Element data from apps and pages:
· · · · · · ·
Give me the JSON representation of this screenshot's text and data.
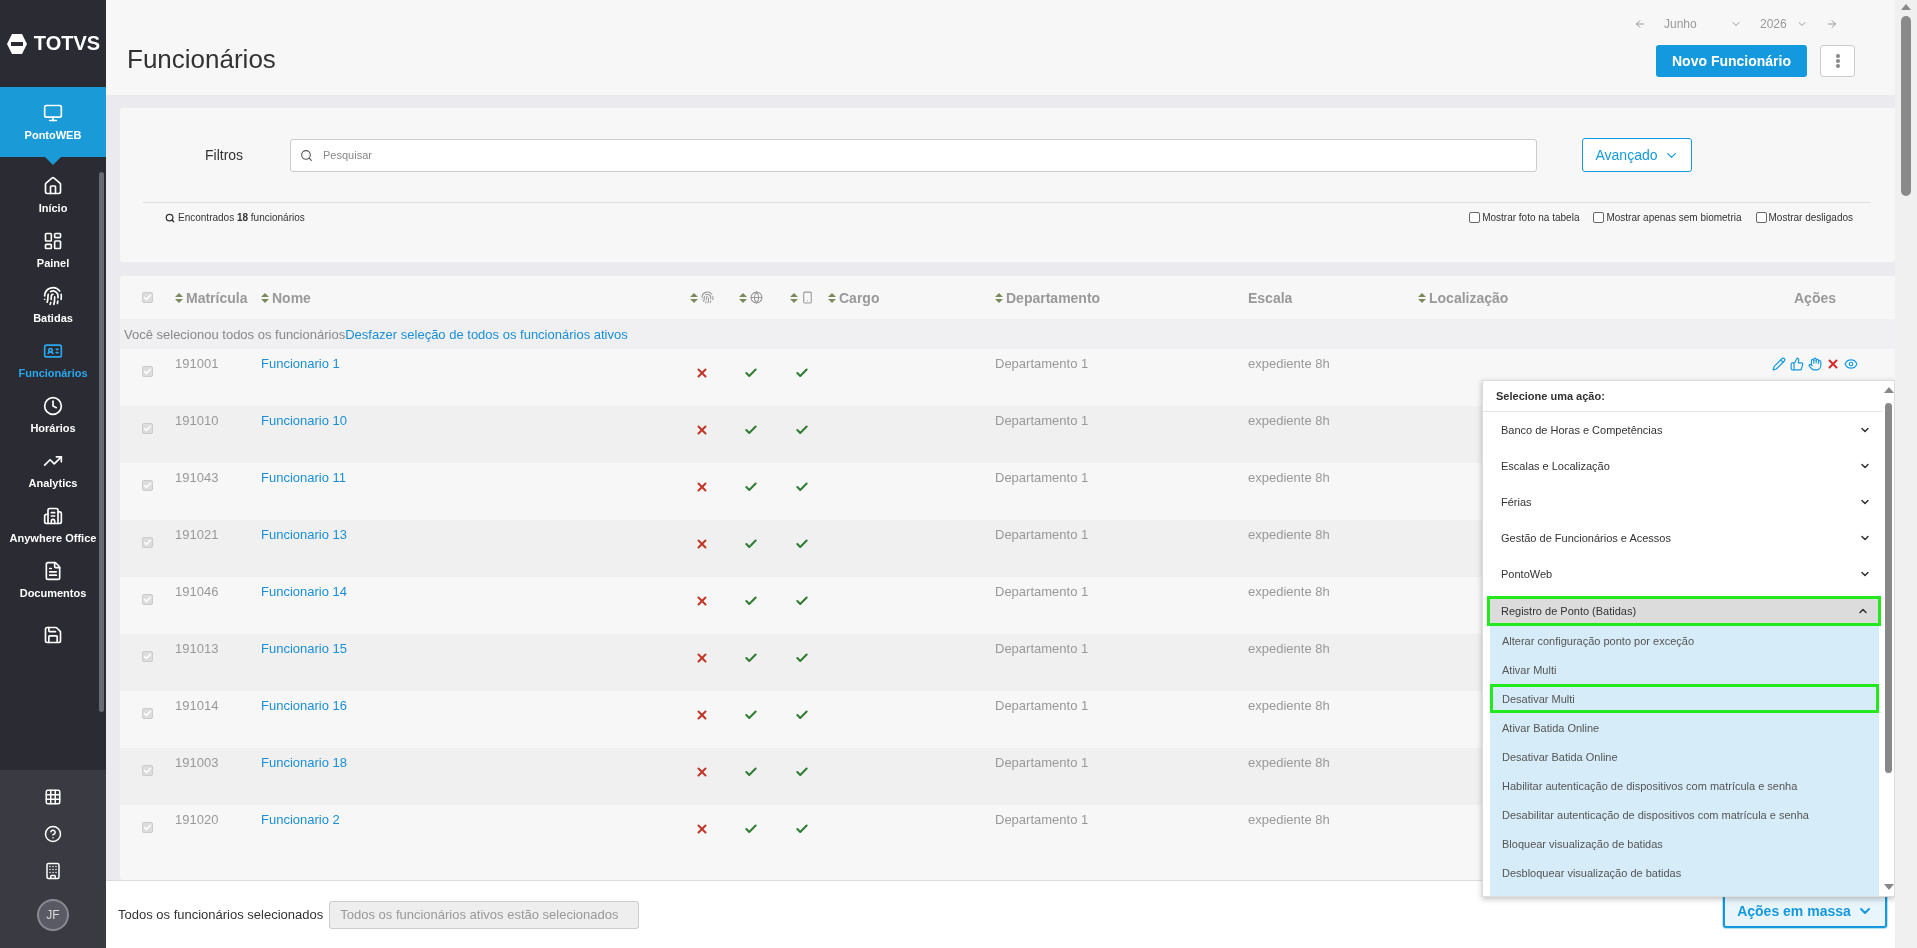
{
  "logo_text": "TOTVS",
  "sidebar": {
    "module": "PontoWEB",
    "items": [
      {
        "label": "Início",
        "selected": false
      },
      {
        "label": "Painel",
        "selected": false
      },
      {
        "label": "Batidas",
        "selected": false
      },
      {
        "label": "Funcionários",
        "selected": true
      },
      {
        "label": "Horários",
        "selected": false
      },
      {
        "label": "Analytics",
        "selected": false
      },
      {
        "label": "Anywhere Office",
        "selected": false
      },
      {
        "label": "Documentos",
        "selected": false
      }
    ],
    "avatar": "JF"
  },
  "date_nav": {
    "month": "Junho",
    "year": "2026"
  },
  "page_title": "Funcionários",
  "primary_button": "Novo Funcionário",
  "filters": {
    "label": "Filtros",
    "search_placeholder": "Pesquisar",
    "advanced_button": "Avançado",
    "found": "Encontrados **18** funcionários",
    "options": [
      {
        "label": "Mostrar foto na tabela",
        "checked": false
      },
      {
        "label": "Mostrar apenas sem biometria",
        "checked": false
      },
      {
        "label": "Mostrar desligados",
        "checked": false
      }
    ]
  },
  "table": {
    "all_checked": true,
    "columns": [
      {
        "kind": "text",
        "label": "Matrícula",
        "sortable": true
      },
      {
        "kind": "text",
        "label": "Nome",
        "sortable": true
      },
      {
        "kind": "icon",
        "sortable": true
      },
      {
        "kind": "icon",
        "sortable": true
      },
      {
        "kind": "icon",
        "sortable": true
      },
      {
        "kind": "text",
        "label": "Cargo",
        "sortable": true
      },
      {
        "kind": "text",
        "label": "Departamento",
        "sortable": true
      },
      {
        "kind": "text",
        "label": "Escala",
        "sortable": false
      },
      {
        "kind": "text",
        "label": "Localização",
        "sortable": true
      },
      {
        "kind": "text",
        "label": "Ações",
        "sortable": false
      }
    ],
    "notice": "Você selecionou todos os funcionários",
    "notice_link": "Desfazer seleção de todos os funcionários ativos",
    "rows": [
      {
        "checked": true,
        "matricula": "191001",
        "nome": "Funcionario 1",
        "biometria": false,
        "web": true,
        "mobile": true,
        "departamento": "Departamento 1",
        "escala": "expediente 8h",
        "show_actions": true
      },
      {
        "checked": true,
        "matricula": "191010",
        "nome": "Funcionario 10",
        "biometria": false,
        "web": true,
        "mobile": true,
        "departamento": "Departamento 1",
        "escala": "expediente 8h",
        "show_actions": false
      },
      {
        "checked": true,
        "matricula": "191043",
        "nome": "Funcionario 11",
        "biometria": false,
        "web": true,
        "mobile": true,
        "departamento": "Departamento 1",
        "escala": "expediente 8h",
        "show_actions": false
      },
      {
        "checked": true,
        "matricula": "191021",
        "nome": "Funcionario 13",
        "biometria": false,
        "web": true,
        "mobile": true,
        "departamento": "Departamento 1",
        "escala": "expediente 8h",
        "show_actions": false
      },
      {
        "checked": true,
        "matricula": "191046",
        "nome": "Funcionario 14",
        "biometria": false,
        "web": true,
        "mobile": true,
        "departamento": "Departamento 1",
        "escala": "expediente 8h",
        "show_actions": false
      },
      {
        "checked": true,
        "matricula": "191013",
        "nome": "Funcionario 15",
        "biometria": false,
        "web": true,
        "mobile": true,
        "departamento": "Departamento 1",
        "escala": "expediente 8h",
        "show_actions": false
      },
      {
        "checked": true,
        "matricula": "191014",
        "nome": "Funcionario 16",
        "biometria": false,
        "web": true,
        "mobile": true,
        "departamento": "Departamento 1",
        "escala": "expediente 8h",
        "show_actions": false
      },
      {
        "checked": true,
        "matricula": "191003",
        "nome": "Funcionario 18",
        "biometria": false,
        "web": true,
        "mobile": true,
        "departamento": "Departamento 1",
        "escala": "expediente 8h",
        "show_actions": false
      },
      {
        "checked": true,
        "matricula": "191020",
        "nome": "Funcionario 2",
        "biometria": false,
        "web": true,
        "mobile": true,
        "departamento": "Departamento 1",
        "escala": "expediente 8h",
        "show_actions": false
      }
    ]
  },
  "bulk": {
    "label": "Todos os funcionários selecionados",
    "value": "Todos os funcionários ativos estão selecionados",
    "button": "Ações em massa"
  },
  "action_menu": {
    "title": "Selecione uma ação:",
    "groups": [
      {
        "label": "Banco de Horas e Competências",
        "expanded": false,
        "highlighted": false
      },
      {
        "label": "Escalas e Localização",
        "expanded": false,
        "highlighted": false
      },
      {
        "label": "Férias",
        "expanded": false,
        "highlighted": false
      },
      {
        "label": "Gestão de Funcionários e Acessos",
        "expanded": false,
        "highlighted": false
      },
      {
        "label": "PontoWeb",
        "expanded": false,
        "highlighted": false
      },
      {
        "label": "Registro de Ponto (Batidas)",
        "expanded": true,
        "highlighted": true,
        "items": [
          {
            "label": "Alterar configuração ponto por exceção",
            "highlighted": false
          },
          {
            "label": "Ativar Multi",
            "highlighted": false
          },
          {
            "label": "Desativar Multi",
            "highlighted": true
          },
          {
            "label": "Ativar Batida Online",
            "highlighted": false
          },
          {
            "label": "Desativar Batida Online",
            "highlighted": false
          },
          {
            "label": "Habilitar autenticação de dispositivos com matrícula e senha",
            "highlighted": false
          },
          {
            "label": "Desabilitar autenticação de dispositivos com matrícula e senha",
            "highlighted": false
          },
          {
            "label": "Bloquear visualização de batidas",
            "highlighted": false
          },
          {
            "label": "Desbloquear visualização de batidas",
            "highlighted": false
          }
        ]
      }
    ]
  }
}
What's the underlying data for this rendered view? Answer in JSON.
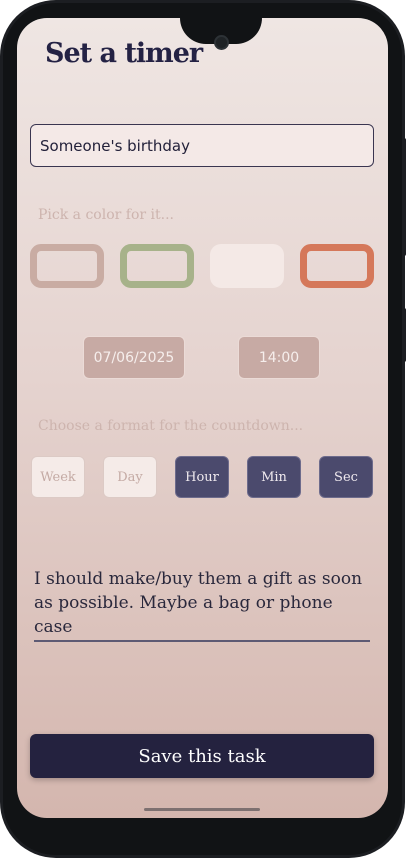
{
  "header": {
    "title": "Set a timer"
  },
  "task_name": {
    "value": "Someone's birthday",
    "placeholder": ""
  },
  "color_section": {
    "hint": "Pick a color for it...",
    "swatches": [
      {
        "name": "beige",
        "color": "#c9aca3",
        "style": "outline"
      },
      {
        "name": "green",
        "color": "#a7b28a",
        "style": "outline"
      },
      {
        "name": "cream",
        "color": "#f4e9e6",
        "style": "filled"
      },
      {
        "name": "orange",
        "color": "#d5785a",
        "style": "outline"
      }
    ]
  },
  "datetime": {
    "date": "07/06/2025",
    "time": "14:00"
  },
  "format_section": {
    "hint": "Choose a format for the countdown...",
    "options": [
      {
        "label": "Week",
        "selected": false
      },
      {
        "label": "Day",
        "selected": false
      },
      {
        "label": "Hour",
        "selected": true
      },
      {
        "label": "Min",
        "selected": true
      },
      {
        "label": "Sec",
        "selected": true
      }
    ]
  },
  "note": {
    "value": "I should make/buy them a gift as soon as possible. Maybe a bag or phone case"
  },
  "save": {
    "label": "Save this task"
  },
  "colors": {
    "primary": "#24223f",
    "selected_format": "#4b4a6d",
    "hint_text": "#cdb4ae"
  }
}
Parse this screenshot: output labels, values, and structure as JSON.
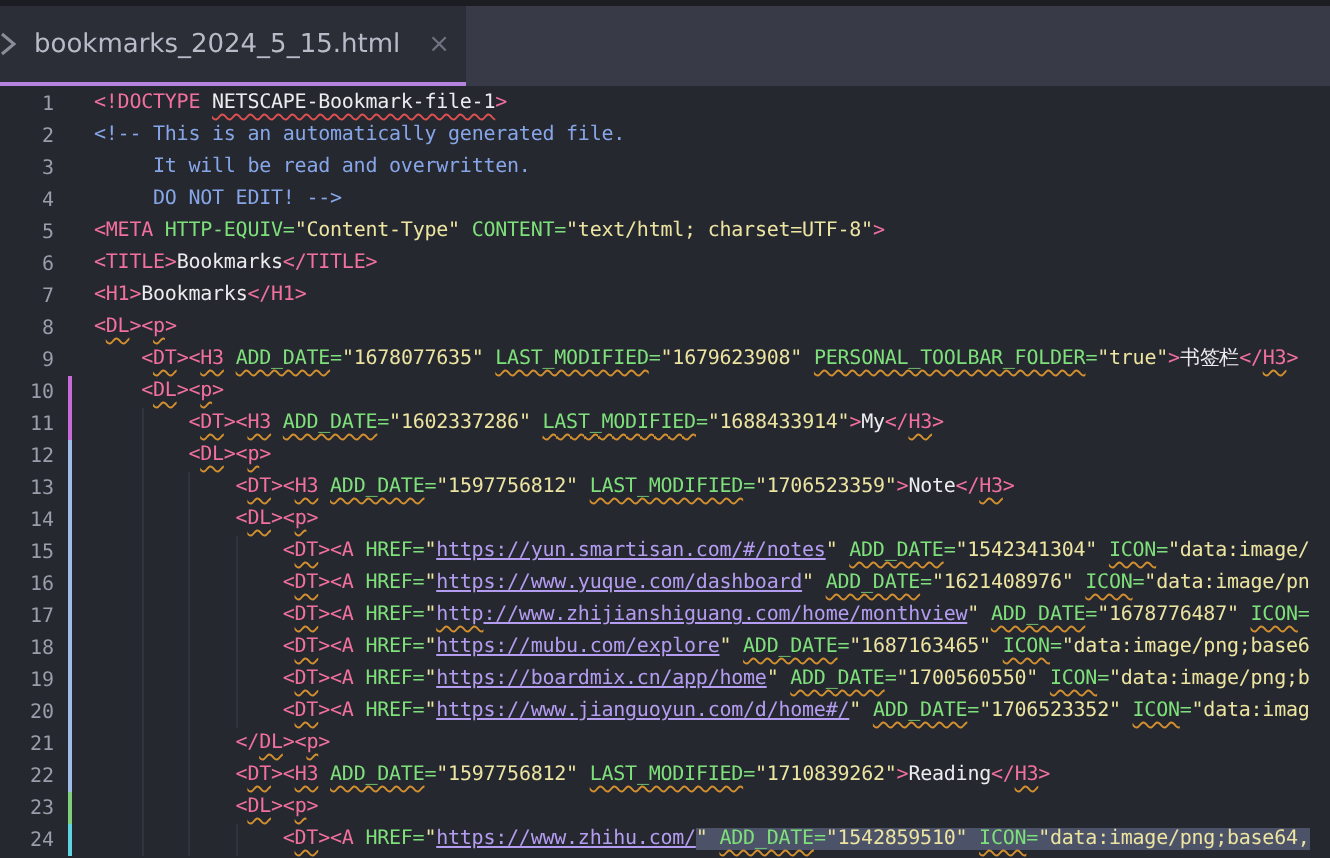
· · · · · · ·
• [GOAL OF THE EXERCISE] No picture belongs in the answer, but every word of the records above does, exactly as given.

• [FINAL ANSWER]
Give me the JSON representation of this screenshot's text and data.
{
  "logo_text": "TOTVS",
  "sidebar": {
    "module": "PontoWEB",
    "items": [
      {
        "label": "Início",
        "selected": false
      },
      {
        "label": "Painel",
        "selected": false
      },
      {
        "label": "Batidas",
        "selected": false
      },
      {
        "label": "Funcionários",
        "selected": true
      },
      {
        "label": "Horários",
        "selected": false
      },
      {
        "label": "Analytics",
        "selected": false
      },
      {
        "label": "Anywhere Office",
        "selected": false
      },
      {
        "label": "Documentos",
        "selected": false
      }
    ],
    "avatar": "JF"
  },
  "date_nav": {
    "month": "Junho",
    "year": "2026"
  },
  "page_title": "Funcionários",
  "primary_button": "Novo Funcionário",
  "filters": {
    "label": "Filtros",
    "search_placeholder": "Pesquisar",
    "advanced_button": "Avançado",
    "found": "Encontrados **18** funcionários",
    "options": [
      {
        "label": "Mostrar foto na tabela",
        "checked": false
      },
      {
        "label": "Mostrar apenas sem biometria",
        "checked": false
      },
      {
        "label": "Mostrar desligados",
        "checked": false
      }
    ]
  },
  "table": {
    "all_checked": true,
    "columns": [
      {
        "kind": "text",
        "label": "Matrícula",
        "sortable": true
      },
      {
        "kind": "text",
        "label": "Nome",
        "sortable": true
      },
      {
        "kind": "icon",
        "sortable": true
      },
      {
        "kind": "icon",
        "sortable": true
      },
      {
        "kind": "icon",
        "sortable": true
      },
      {
        "kind": "text",
        "label": "Cargo",
        "sortable": true
      },
      {
        "kind": "text",
        "label": "Departamento",
        "sortable": true
      },
      {
        "kind": "text",
        "label": "Escala",
        "sortable": false
      },
      {
        "kind": "text",
        "label": "Localização",
        "sortable": true
      },
      {
        "kind": "text",
        "label": "Ações",
        "sortable": false
      }
    ],
    "notice": "Você selecionou todos os funcionários",
    "notice_link": "Desfazer seleção de todos os funcionários ativos",
    "rows": [
      {
        "checked": true,
        "matricula": "191001",
        "nome": "Funcionario 1",
        "biometria": false,
        "web": true,
        "mobile": true,
        "departamento": "Departamento 1",
        "escala": "expediente 8h",
        "show_actions": true
      },
      {
        "checked": true,
        "matricula": "191010",
        "nome": "Funcionario 10",
        "biometria": false,
        "web": true,
        "mobile": true,
        "departamento": "Departamento 1",
        "escala": "expediente 8h",
        "show_actions": false
      },
      {
        "checked": true,
        "matricula": "191043",
        "nome": "Funcionario 11",
        "biometria": false,
        "web": true,
        "mobile": true,
        "departamento": "Departamento 1",
        "escala": "expediente 8h",
        "show_actions": false
      },
      {
        "checked": true,
        "matricula": "191021",
        "nome": "Funcionario 13",
        "biometria": false,
        "web": true,
        "mobile": true,
        "departamento": "Departamento 1",
        "escala": "expediente 8h",
        "show_actions": false
      },
      {
        "checked": true,
        "matricula": "191046",
        "nome": "Funcionario 14",
        "biometria": false,
        "web": true,
        "mobile": true,
        "departamento": "Departamento 1",
        "escala": "expediente 8h",
        "show_actions": false
      },
      {
        "checked": true,
        "matricula": "191013",
        "nome": "Funcionario 15",
        "biometria": false,
        "web": true,
        "mobile": true,
        "departamento": "Departamento 1",
        "escala": "expediente 8h",
        "show_actions": false
      },
      {
        "checked": true,
        "matricula": "191014",
        "nome": "Funcionario 16",
        "biometria": false,
        "web": true,
        "mobile": true,
        "departamento": "Departamento 1",
        "escala": "expediente 8h",
        "show_actions": false
      },
      {
        "checked": true,
        "matricula": "191003",
        "nome": "Funcionario 18",
        "biometria": false,
        "web": true,
        "mobile": true,
        "departamento": "Departamento 1",
        "escala": "expediente 8h",
        "show_actions": false
      },
      {
        "checked": true,
        "matricula": "191020",
        "nome": "Funcionario 2",
        "biometria": false,
        "web": true,
        "mobile": true,
        "departamento": "Departamento 1",
        "escala": "expediente 8h",
        "show_actions": false
      }
    ]
  },
  "bulk": {
    "label": "Todos os funcionários selecionados",
    "value": "Todos os funcionários ativos estão selecionados",
    "button": "Ações em massa"
  },
  "action_menu": {
    "title": "Selecione uma ação:",
    "groups": [
      {
        "label": "Banco de Horas e Competências",
        "expanded": false,
        "highlighted": false
      },
      {
        "label": "Escalas e Localização",
        "expanded": false,
        "highlighted": false
      },
      {
        "label": "Férias",
        "expanded": false,
        "highlighted": false
      },
      {
        "label": "Gestão de Funcionários e Acessos",
        "expanded": false,
        "highlighted": false
      },
      {
        "label": "PontoWeb",
        "expanded": false,
        "highlighted": false
      },
      {
        "label": "Registro de Ponto (Batidas)",
        "expanded": true,
        "highlighted": true,
        "items": [
          {
            "label": "Alterar configuração ponto por exceção",
            "highlighted": false
          },
          {
            "label": "Ativar Multi",
            "highlighted": false
          },
          {
            "label": "Desativar Multi",
            "highlighted": true
          },
          {
            "label": "Ativar Batida Online",
            "highlighted": false
          },
          {
            "label": "Desativar Batida Online",
            "highlighted": false
          },
          {
            "label": "Habilitar autenticação de dispositivos com matrícula e senha",
            "highlighted": false
          },
          {
            "label": "Desabilitar autenticação de dispositivos com matrícula e senha",
            "highlighted": false
          },
          {
            "label": "Bloquear visualização de batidas",
            "highlighted": false
          },
          {
            "label": "Desbloquear visualização de batidas",
            "highlighted": false
          }
        ]
      }
    ]
  }
}
What's the underlying data for this rendered view? Answer in JSON.
{
  "header": {
    "title": "Set a timer"
  },
  "task_name": {
    "value": "Someone's birthday",
    "placeholder": ""
  },
  "color_section": {
    "hint": "Pick a color for it...",
    "swatches": [
      {
        "name": "beige",
        "color": "#c9aca3",
        "style": "outline"
      },
      {
        "name": "green",
        "color": "#a7b28a",
        "style": "outline"
      },
      {
        "name": "cream",
        "color": "#f4e9e6",
        "style": "filled"
      },
      {
        "name": "orange",
        "color": "#d5785a",
        "style": "outline"
      }
    ]
  },
  "datetime": {
    "date": "07/06/2025",
    "time": "14:00"
  },
  "format_section": {
    "hint": "Choose a format for the countdown...",
    "options": [
      {
        "label": "Week",
        "selected": false
      },
      {
        "label": "Day",
        "selected": false
      },
      {
        "label": "Hour",
        "selected": true
      },
      {
        "label": "Min",
        "selected": true
      },
      {
        "label": "Sec",
        "selected": true
      }
    ]
  },
  "note": {
    "value": "I should make/buy them a gift as soon as possible. Maybe a bag or phone case"
  },
  "save": {
    "label": "Save this task"
  },
  "colors": {
    "primary": "#24223f",
    "selected_format": "#4b4a6d",
    "hint_text": "#cdb4ae"
  }
}
Parse this screenshot: output labels, values, and structure as JSON.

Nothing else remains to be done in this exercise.